    Direct download (2 more)  
     
    Export citation  
     
    Bookmark  
  45.  1
    The Objects of Consciousness: A Non-Computational Model of Cell Assemblies.J. Roberts - 2017 - Journal of Consciousness Studies 24 (1-2):228-253.
    The premise of this paper is that an adequate model of consciousness will be able to account for the fundamental duality in experience typified by thought and feeling, objectivity and subjectivity, science and art, and that it will do so without any of these terms assimilating its counterpart. The paper argues that such an account is possible using existing models of the cell assembly, but only if consciousness is conceived in structural rather than information processing terms. To this end, (...)

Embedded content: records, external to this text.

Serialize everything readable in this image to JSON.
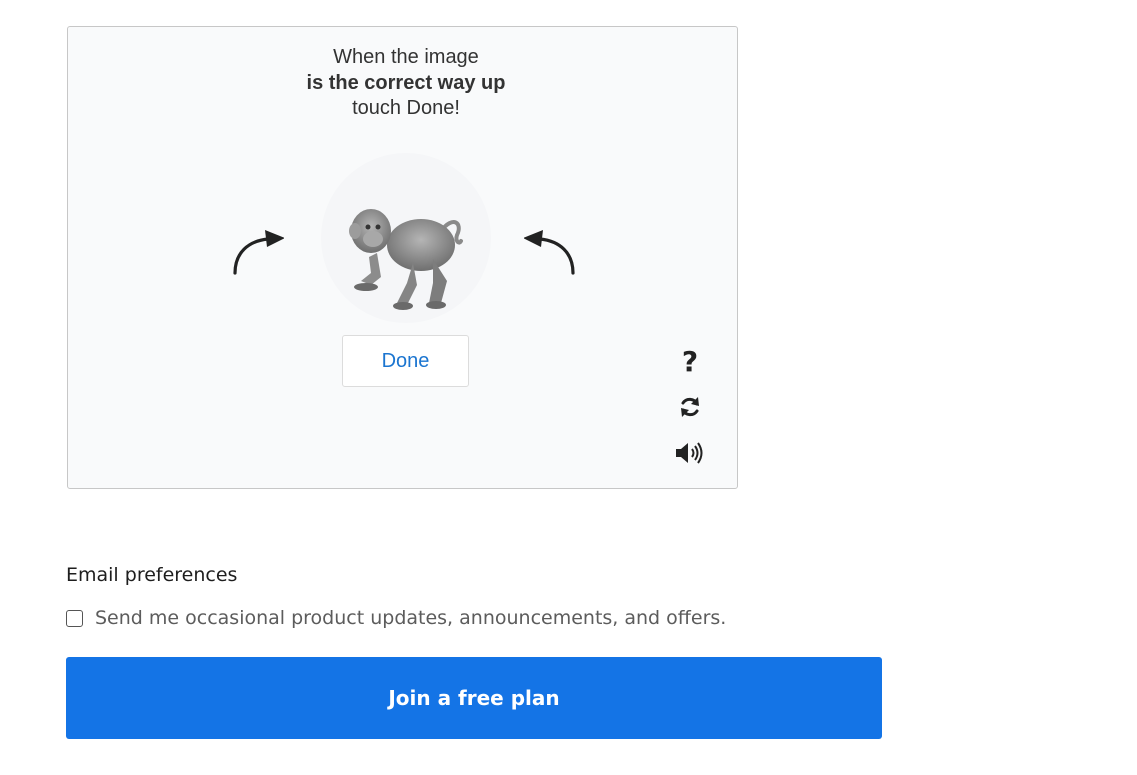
{
  "captcha": {
    "instruction_line1": "When the image",
    "instruction_line2": "is the correct way up",
    "instruction_line3": "touch Done!",
    "done_label": "Done",
    "help_label": "?",
    "image_subject": "monkey-image",
    "icons": {
      "rotate_left": "curved-arrow-left-icon",
      "rotate_right": "curved-arrow-right-icon",
      "refresh": "refresh-icon",
      "audio": "speaker-icon"
    }
  },
  "email_preferences": {
    "heading": "Email preferences",
    "optin_label": "Send me occasional product updates, announcements, and offers.",
    "optin_checked": false
  },
  "submit": {
    "label": "Join a free plan"
  },
  "colors": {
    "primary": "#1474e6",
    "link": "#1b75d0"
  }
}
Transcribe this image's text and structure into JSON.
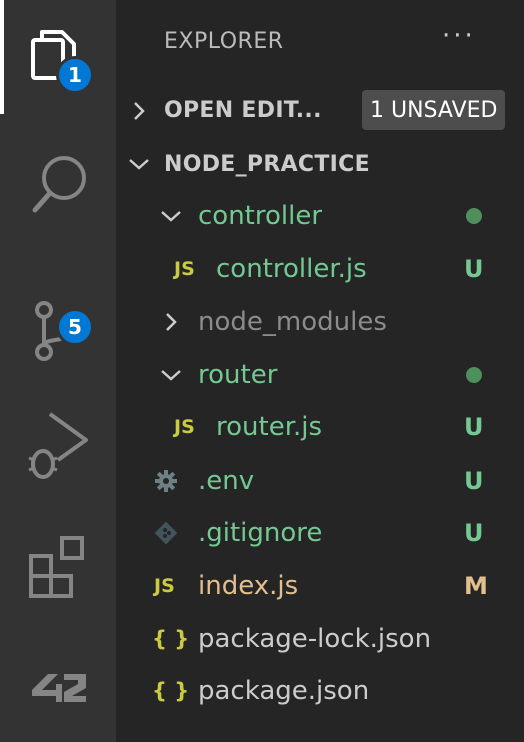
{
  "activity_bar": {
    "explorer_badge": "1",
    "source_control_badge": "5"
  },
  "sidebar": {
    "title": "EXPLORER",
    "more_label": "···",
    "open_editors": {
      "label": "OPEN EDIT...",
      "badge": "1 UNSAVED"
    },
    "project": {
      "label": "NODE_PRACTICE"
    },
    "tree": [
      {
        "label": "controller",
        "type": "folder",
        "expanded": true,
        "status": "dot"
      },
      {
        "label": "controller.js",
        "type": "js",
        "status": "U"
      },
      {
        "label": "node_modules",
        "type": "folder",
        "expanded": false,
        "status": ""
      },
      {
        "label": "router",
        "type": "folder",
        "expanded": true,
        "status": "dot"
      },
      {
        "label": "router.js",
        "type": "js",
        "status": "U"
      },
      {
        "label": ".env",
        "type": "gear",
        "status": "U"
      },
      {
        "label": ".gitignore",
        "type": "git",
        "status": "U"
      },
      {
        "label": "index.js",
        "type": "js",
        "status": "M"
      },
      {
        "label": "package-lock.json",
        "type": "json",
        "status": ""
      },
      {
        "label": "package.json",
        "type": "json",
        "status": ""
      }
    ]
  },
  "icons": {
    "js_glyph": "JS",
    "json_glyph": "{ }"
  },
  "colors": {
    "untracked": "#73c991",
    "modified": "#e2c08d",
    "ignored": "#8c8c8c",
    "badge": "#0078d4"
  }
}
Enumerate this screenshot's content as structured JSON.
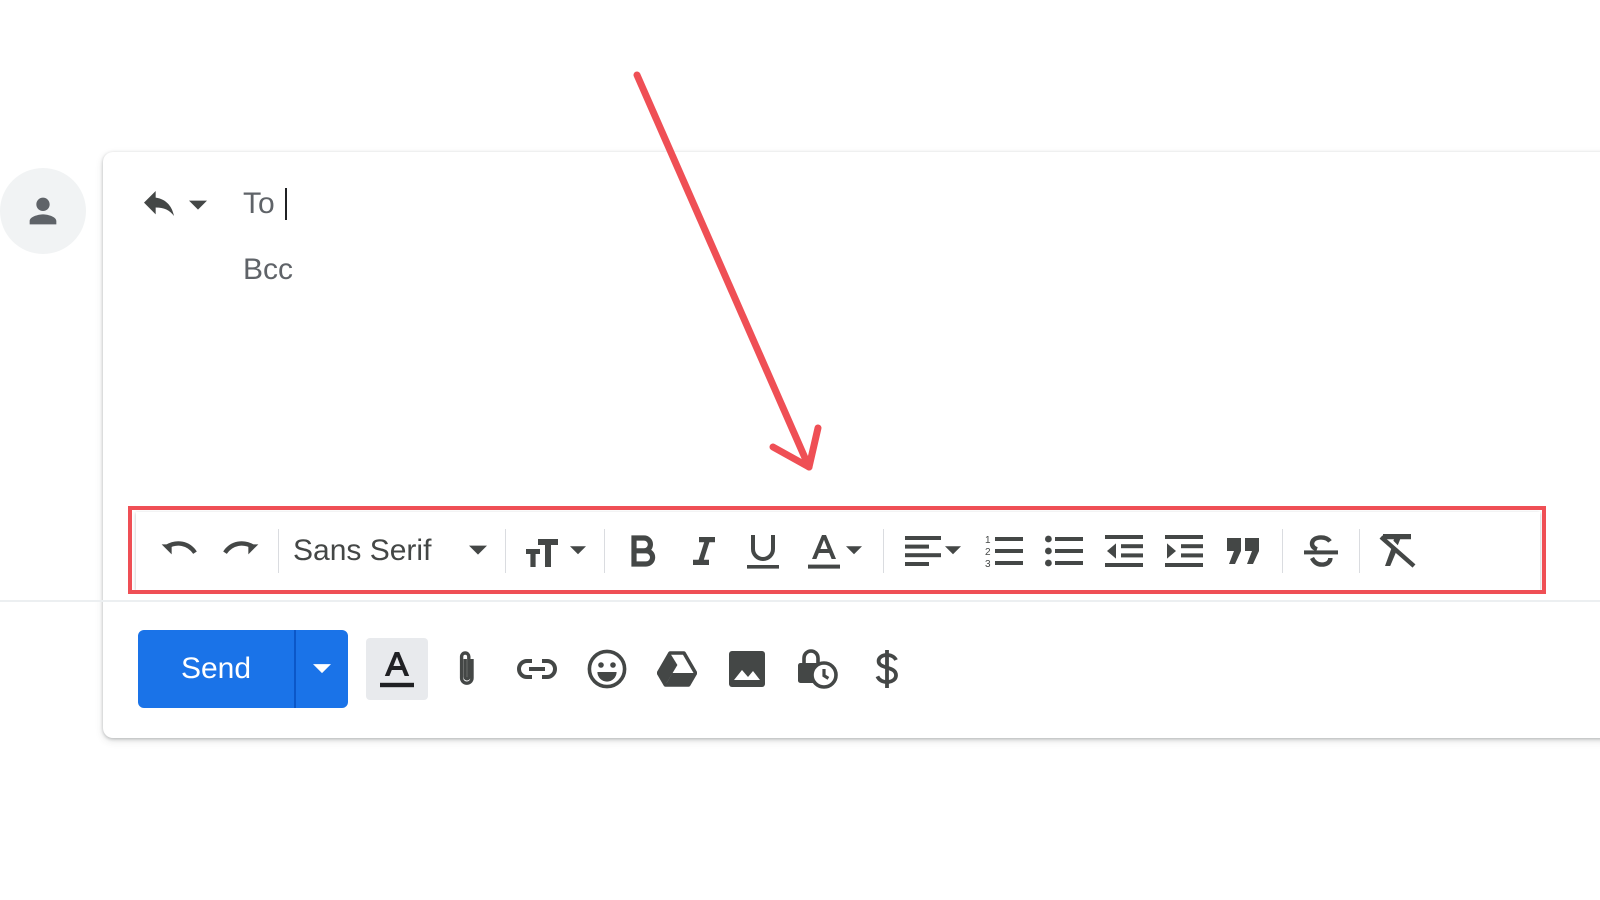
{
  "compose": {
    "to_label": "To",
    "bcc_label": "Bcc",
    "to_value": ""
  },
  "toolbar": {
    "font_family": "Sans Serif",
    "buttons": [
      "undo-icon",
      "redo-icon",
      "text-size-icon",
      "bold-icon",
      "italic-icon",
      "underline-icon",
      "text-color-icon",
      "align-icon",
      "numbered-list-icon",
      "bulleted-list-icon",
      "indent-less-icon",
      "indent-more-icon",
      "quote-icon",
      "strikethrough-icon",
      "remove-formatting-icon"
    ]
  },
  "bottom": {
    "send_label": "Send",
    "icons": [
      "formatting-options-icon",
      "attach-file-icon",
      "insert-link-icon",
      "emoji-icon",
      "google-drive-icon",
      "insert-photo-icon",
      "confidential-mode-icon",
      "dollar-icon"
    ]
  },
  "colors": {
    "send_button": "#1a73e8",
    "annotation": "#ef4f55",
    "icon": "#444746",
    "label": "#5f6368"
  }
}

    Direct download  
     
    Export citation  
     
    Bookmark  
  46.  5
    Interdisciplinary character of the computational model in the solution of health problems.González Carbonell Raide Alfonso & Nápoles Padrón - 2014 - Humanidades Médicas 14 (3):646-658.
    La solución de los problemas de salud requiere de la interrelación entre diferentes ramas científicas y tecnológicas, tales como la Biomecánica, las tecnologías de la información, la ingeniería y las ciencias médicas. La importancia de la comunicación interdisciplinaria en las universidades fundamenta la creación de un grupo de investigación que fusiona el conocimiento de la mecánica clásica con las disciplinas de la salud y la participación de pacientes, técnicos, ingenieros, médicos y estudiantes. En el trabajo se realiza una reflexión sobre (...)
    Direct download  
    Translate
     
     
    Export citation  
     
    Bookmark  
  47.  23
    A Computational Model of Inhibitory Control in Frontal Cortex and Basal Ganglia.Thomas V. Wiecki & Michael J. Frank - 2013 - Psychological Review 120 (2):329-355.
  48.  26
    Syntactic Structure Assembly in Human Parsing: A Computational Model Based on Competitive Inhibition and a Lexicalist Grammar.Theo Vosse & Gerard Kempen - 2000 - Cognition 75 (2):105-143.
  49.  5
    Item-Specific Adaptation and the Conflict-Monitoring Hypothesis: A Computational Model.Chris Blais, Serje Robidoux, Evan F. Risko & Derek Besner - 2007 - Psychological Review 114 (4):1076-1086.
  50.  4
    Multiple Axialities: A Computational Model of the Axial Age.F. LeRon Shults, Wesley J. Wildman, Justin E. Lane, Christopher J. Lynch & Saikou Diallo - 2018 - Journal of Cognition and Culture 18 (5):537-564.
    No categories
    Direct download (2 more)  
     
    Export citation  
     
    Bookmark   1 citation  
1 — 50 / 1000